# [Work task]
Your answer must be every line of the data that contains "binary".

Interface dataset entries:
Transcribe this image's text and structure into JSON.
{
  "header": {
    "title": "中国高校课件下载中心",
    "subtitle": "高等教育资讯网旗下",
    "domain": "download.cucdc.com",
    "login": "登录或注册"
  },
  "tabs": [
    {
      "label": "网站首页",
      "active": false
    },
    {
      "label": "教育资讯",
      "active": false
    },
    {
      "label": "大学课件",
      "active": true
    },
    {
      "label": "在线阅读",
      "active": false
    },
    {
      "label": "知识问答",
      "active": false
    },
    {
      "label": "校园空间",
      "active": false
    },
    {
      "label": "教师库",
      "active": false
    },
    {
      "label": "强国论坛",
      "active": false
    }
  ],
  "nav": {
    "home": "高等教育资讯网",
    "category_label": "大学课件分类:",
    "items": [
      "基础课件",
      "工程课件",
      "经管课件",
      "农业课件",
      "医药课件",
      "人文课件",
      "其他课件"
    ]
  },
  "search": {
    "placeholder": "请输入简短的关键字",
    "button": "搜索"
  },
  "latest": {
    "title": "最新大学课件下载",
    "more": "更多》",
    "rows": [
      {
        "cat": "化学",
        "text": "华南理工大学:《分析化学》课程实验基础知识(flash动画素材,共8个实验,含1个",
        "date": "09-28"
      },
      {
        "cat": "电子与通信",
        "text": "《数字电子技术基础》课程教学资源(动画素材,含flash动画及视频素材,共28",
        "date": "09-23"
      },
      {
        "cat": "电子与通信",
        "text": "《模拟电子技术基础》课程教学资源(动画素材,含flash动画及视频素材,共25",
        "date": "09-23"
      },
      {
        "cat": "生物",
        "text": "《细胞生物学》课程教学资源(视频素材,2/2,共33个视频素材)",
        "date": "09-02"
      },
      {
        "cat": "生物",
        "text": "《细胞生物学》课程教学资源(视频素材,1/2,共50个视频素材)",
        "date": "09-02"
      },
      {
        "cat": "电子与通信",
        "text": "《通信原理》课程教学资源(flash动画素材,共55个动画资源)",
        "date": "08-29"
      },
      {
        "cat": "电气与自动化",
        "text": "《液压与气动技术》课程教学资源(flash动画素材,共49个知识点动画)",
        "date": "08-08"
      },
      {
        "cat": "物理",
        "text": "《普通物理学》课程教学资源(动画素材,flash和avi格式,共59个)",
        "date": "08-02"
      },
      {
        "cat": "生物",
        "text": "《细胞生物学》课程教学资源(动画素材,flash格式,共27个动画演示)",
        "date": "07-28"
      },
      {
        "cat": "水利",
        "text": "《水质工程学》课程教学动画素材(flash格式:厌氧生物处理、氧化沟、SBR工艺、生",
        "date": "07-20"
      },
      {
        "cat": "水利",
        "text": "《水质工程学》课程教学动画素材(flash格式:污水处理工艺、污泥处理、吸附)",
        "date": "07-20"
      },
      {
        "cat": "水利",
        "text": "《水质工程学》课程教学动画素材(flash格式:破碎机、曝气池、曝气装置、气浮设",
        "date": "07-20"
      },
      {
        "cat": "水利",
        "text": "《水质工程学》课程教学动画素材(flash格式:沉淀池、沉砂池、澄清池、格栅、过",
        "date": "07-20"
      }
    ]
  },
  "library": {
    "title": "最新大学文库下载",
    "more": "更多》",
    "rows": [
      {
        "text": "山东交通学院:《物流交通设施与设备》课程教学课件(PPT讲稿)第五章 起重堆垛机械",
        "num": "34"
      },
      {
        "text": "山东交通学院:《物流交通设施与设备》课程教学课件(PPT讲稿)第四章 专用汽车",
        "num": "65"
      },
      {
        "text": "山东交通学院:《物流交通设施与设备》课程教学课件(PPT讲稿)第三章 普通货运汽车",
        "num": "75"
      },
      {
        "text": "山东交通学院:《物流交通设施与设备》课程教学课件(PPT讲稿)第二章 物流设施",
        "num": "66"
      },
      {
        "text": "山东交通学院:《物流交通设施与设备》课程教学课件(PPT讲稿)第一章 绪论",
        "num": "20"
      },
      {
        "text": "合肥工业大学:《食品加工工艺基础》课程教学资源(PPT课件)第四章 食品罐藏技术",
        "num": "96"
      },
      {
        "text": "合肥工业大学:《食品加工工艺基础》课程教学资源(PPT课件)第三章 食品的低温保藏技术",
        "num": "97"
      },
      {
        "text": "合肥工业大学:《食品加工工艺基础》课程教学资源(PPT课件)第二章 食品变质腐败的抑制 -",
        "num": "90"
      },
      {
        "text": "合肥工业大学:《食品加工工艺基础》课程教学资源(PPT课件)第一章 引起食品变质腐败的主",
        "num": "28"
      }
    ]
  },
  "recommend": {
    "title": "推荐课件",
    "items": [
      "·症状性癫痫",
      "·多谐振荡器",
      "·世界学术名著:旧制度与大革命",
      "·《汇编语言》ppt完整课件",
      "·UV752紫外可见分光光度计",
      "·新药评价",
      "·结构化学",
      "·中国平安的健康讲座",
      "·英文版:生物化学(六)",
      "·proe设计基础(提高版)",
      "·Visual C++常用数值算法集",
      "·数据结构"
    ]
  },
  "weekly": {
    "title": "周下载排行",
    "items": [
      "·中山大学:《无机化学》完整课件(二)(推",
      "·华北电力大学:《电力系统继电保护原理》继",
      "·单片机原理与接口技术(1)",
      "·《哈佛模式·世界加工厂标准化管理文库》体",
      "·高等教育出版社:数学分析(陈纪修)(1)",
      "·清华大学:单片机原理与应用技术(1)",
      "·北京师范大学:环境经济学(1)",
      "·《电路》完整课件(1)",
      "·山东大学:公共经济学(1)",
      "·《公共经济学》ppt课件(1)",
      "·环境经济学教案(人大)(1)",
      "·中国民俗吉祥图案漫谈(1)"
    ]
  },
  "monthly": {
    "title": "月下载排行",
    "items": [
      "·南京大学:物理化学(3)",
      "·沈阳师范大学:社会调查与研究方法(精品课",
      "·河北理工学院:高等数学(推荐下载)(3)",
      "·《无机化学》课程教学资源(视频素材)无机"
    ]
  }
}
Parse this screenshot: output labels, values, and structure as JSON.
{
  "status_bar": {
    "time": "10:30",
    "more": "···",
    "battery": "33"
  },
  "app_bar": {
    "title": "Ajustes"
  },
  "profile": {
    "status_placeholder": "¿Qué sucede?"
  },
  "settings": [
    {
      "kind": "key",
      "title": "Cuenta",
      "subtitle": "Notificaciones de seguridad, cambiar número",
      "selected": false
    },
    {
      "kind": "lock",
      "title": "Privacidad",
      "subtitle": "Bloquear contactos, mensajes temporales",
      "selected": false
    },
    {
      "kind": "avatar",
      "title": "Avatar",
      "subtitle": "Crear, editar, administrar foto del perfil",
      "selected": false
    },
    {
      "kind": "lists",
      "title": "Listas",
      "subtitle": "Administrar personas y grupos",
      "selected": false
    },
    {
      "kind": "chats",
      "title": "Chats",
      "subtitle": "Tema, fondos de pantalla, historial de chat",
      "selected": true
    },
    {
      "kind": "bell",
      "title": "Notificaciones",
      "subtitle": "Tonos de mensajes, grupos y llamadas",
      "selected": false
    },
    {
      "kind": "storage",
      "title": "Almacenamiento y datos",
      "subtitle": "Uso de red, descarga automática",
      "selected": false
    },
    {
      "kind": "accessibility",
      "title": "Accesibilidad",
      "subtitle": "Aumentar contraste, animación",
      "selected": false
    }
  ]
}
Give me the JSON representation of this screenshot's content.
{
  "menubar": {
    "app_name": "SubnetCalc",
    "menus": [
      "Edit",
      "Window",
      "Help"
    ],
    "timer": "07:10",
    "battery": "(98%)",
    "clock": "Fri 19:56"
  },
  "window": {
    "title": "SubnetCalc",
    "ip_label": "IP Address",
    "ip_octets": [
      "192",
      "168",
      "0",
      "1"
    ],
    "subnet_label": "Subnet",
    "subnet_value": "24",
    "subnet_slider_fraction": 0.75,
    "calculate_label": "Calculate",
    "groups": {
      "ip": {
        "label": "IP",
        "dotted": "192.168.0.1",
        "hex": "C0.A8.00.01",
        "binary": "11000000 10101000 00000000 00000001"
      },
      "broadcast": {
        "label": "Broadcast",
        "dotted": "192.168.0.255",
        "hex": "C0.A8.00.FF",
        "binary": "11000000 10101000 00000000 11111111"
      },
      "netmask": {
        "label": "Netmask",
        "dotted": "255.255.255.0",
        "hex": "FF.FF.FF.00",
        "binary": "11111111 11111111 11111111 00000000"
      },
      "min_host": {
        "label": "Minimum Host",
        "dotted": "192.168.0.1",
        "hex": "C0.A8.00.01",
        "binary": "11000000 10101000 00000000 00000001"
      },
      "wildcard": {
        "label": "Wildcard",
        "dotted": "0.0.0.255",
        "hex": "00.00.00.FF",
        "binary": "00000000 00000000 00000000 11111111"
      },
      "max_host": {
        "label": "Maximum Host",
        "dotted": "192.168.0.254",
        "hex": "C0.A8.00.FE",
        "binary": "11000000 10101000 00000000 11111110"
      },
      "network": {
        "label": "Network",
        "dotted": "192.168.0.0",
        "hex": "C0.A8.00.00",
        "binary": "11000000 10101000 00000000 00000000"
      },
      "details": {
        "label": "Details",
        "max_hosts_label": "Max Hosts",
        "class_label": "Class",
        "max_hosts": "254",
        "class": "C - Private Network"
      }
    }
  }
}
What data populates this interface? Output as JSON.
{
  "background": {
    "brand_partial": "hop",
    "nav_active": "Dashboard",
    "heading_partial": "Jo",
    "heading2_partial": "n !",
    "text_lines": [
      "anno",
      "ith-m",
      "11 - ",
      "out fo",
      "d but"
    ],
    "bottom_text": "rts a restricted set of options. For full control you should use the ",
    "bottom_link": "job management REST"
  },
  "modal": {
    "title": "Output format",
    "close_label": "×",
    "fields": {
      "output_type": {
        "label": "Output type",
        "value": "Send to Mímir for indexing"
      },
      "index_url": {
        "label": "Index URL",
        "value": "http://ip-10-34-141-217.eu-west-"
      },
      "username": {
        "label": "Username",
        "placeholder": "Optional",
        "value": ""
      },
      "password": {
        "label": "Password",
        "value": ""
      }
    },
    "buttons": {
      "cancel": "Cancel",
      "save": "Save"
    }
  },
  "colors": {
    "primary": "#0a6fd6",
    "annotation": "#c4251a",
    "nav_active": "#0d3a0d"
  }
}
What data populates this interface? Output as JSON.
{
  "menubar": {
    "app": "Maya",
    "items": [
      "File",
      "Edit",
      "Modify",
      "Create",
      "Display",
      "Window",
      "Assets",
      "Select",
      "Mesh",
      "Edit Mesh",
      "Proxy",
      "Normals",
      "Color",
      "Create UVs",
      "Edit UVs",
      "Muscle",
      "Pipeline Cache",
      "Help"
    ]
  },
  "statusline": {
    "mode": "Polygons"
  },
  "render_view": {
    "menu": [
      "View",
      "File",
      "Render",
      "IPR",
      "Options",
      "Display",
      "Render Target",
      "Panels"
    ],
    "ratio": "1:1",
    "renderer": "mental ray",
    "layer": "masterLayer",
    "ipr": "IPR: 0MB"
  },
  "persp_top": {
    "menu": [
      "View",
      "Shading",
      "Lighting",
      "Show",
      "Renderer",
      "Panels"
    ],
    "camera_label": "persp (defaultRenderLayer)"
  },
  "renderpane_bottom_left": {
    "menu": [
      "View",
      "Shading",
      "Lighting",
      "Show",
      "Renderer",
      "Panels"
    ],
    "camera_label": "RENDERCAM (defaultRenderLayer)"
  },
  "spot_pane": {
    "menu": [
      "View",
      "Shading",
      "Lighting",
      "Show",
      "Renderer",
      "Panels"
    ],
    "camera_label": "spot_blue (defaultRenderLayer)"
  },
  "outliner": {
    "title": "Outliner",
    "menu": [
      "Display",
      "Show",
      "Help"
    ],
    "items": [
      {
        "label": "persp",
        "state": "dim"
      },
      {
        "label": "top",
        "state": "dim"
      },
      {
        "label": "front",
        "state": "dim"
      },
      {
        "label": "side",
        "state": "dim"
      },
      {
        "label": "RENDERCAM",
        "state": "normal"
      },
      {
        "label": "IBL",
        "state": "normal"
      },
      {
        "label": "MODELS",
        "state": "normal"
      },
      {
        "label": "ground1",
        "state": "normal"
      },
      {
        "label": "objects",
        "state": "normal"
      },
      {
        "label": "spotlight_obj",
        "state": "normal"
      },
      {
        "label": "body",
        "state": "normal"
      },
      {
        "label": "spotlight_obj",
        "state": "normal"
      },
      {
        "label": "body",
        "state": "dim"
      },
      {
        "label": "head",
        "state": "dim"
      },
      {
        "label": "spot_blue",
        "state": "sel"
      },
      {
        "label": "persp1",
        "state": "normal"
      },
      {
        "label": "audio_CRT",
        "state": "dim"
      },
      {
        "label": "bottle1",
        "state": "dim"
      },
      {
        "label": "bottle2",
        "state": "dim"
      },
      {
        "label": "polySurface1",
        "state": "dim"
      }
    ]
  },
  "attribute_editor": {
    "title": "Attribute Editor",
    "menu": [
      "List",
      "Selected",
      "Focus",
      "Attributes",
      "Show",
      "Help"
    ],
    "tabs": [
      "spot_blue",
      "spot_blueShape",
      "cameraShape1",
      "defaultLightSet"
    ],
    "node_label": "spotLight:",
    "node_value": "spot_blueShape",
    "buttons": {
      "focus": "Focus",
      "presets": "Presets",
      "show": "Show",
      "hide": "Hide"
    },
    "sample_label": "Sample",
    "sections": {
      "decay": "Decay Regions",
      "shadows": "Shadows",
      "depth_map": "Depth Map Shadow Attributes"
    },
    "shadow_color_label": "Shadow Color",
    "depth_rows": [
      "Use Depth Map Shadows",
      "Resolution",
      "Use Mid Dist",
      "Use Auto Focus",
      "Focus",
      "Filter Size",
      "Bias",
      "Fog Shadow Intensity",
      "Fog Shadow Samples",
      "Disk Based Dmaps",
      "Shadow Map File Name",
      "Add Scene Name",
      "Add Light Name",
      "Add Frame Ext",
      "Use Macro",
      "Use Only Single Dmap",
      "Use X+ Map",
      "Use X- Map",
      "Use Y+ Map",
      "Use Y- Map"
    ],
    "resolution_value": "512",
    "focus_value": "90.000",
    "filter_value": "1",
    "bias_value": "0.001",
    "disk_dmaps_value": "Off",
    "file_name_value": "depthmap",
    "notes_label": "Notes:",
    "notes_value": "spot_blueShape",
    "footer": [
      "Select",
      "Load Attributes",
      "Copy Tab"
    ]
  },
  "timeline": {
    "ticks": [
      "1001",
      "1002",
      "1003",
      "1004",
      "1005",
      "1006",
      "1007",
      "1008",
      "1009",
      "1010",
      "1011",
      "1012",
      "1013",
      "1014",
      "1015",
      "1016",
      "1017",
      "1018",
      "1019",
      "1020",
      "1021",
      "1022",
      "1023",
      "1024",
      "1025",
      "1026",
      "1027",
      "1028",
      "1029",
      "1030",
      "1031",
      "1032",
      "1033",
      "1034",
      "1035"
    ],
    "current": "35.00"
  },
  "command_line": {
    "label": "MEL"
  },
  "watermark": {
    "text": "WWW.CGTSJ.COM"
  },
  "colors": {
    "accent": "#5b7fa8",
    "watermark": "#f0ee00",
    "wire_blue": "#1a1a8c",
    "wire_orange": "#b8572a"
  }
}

# [Answer]
        "binary": "11000000 10101000 00000000 00000001"
        "binary": "11000000 10101000 00000000 11111111"
        "binary": "11111111 11111111 11111111 00000000"
        "binary": "11000000 10101000 00000000 00000001"
        "binary": "00000000 00000000 00000000 11111111"
        "binary": "11000000 10101000 00000000 11111110"
        "binary": "11000000 10101000 00000000 00000000"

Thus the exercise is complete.